Open Access Open Access  Restricted Access Subscription or Fee Access

Dissonance, social consequences and methods of conflict resolution

Ellen M. Jastrebski, PhD (St. Thomas More College)

Abstract


Resolution of cognitive dissonance following a pleasant and unpleasant task was examined under conditions of high and low justification. Sixty male subjects either wrote numbers at random, or rated a series of feminine photos, watched a film, and decided a verdict on a court case. Justification was varied by the offer of monetary payment or lack of such payment prior to a request for counterattitudinal description of the task. All subjects described the task to the next subject (confederate), a peer. Both task and justification main effects were observed (p < 0.01) indicating mode of dissonance resolution to be a function of situational variables. Changes in task ratings supported dissonance theory predictions only when consequences of the advocacy were unequivocally negative.
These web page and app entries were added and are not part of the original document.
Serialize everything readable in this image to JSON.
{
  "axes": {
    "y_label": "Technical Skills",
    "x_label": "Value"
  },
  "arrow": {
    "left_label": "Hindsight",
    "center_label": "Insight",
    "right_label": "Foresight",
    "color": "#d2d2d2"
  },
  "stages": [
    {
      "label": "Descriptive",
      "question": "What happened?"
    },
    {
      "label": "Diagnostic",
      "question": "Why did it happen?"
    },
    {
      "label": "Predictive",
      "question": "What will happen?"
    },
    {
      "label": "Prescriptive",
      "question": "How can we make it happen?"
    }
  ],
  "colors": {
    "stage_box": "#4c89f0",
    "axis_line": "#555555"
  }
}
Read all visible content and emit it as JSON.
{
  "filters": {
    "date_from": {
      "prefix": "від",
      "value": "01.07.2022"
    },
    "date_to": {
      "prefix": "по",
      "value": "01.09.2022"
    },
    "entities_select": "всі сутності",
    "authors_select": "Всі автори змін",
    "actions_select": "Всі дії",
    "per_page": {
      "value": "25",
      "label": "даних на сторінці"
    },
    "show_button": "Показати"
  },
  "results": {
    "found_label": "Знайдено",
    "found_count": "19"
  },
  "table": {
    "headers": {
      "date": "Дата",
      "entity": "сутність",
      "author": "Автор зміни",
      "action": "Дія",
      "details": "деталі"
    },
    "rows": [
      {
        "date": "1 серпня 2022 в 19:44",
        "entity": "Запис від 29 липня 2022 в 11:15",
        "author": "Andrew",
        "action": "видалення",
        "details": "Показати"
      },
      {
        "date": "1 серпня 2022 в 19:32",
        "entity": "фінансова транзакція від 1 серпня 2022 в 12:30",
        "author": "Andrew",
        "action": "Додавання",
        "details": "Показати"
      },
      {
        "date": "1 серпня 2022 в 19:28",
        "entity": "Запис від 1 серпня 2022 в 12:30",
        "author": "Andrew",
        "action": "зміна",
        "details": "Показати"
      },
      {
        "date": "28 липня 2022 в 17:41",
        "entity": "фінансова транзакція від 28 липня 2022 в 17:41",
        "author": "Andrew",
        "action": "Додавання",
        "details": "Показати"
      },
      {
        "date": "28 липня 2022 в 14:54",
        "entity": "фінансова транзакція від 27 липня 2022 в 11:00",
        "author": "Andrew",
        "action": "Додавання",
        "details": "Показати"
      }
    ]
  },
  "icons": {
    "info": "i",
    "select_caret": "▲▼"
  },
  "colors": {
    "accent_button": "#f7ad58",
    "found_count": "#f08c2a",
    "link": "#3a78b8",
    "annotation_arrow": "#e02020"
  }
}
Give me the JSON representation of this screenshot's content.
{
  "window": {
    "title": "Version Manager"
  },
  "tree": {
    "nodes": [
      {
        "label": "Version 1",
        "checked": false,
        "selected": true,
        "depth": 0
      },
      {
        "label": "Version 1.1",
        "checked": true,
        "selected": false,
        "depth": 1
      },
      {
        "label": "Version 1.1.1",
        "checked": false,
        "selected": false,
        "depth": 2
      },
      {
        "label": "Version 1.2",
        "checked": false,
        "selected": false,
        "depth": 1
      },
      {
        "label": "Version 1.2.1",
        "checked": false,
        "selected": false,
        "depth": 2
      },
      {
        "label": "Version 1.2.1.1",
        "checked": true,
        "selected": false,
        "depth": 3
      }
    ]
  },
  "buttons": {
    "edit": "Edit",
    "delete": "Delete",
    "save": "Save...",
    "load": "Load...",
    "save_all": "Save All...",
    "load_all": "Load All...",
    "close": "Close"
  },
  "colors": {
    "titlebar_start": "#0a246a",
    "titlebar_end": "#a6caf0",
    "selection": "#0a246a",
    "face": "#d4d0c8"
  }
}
Full Text: PDF

P.O. Box 1539, Palmerston North 4440, New Zealand. Email: editor@sbp-journal.com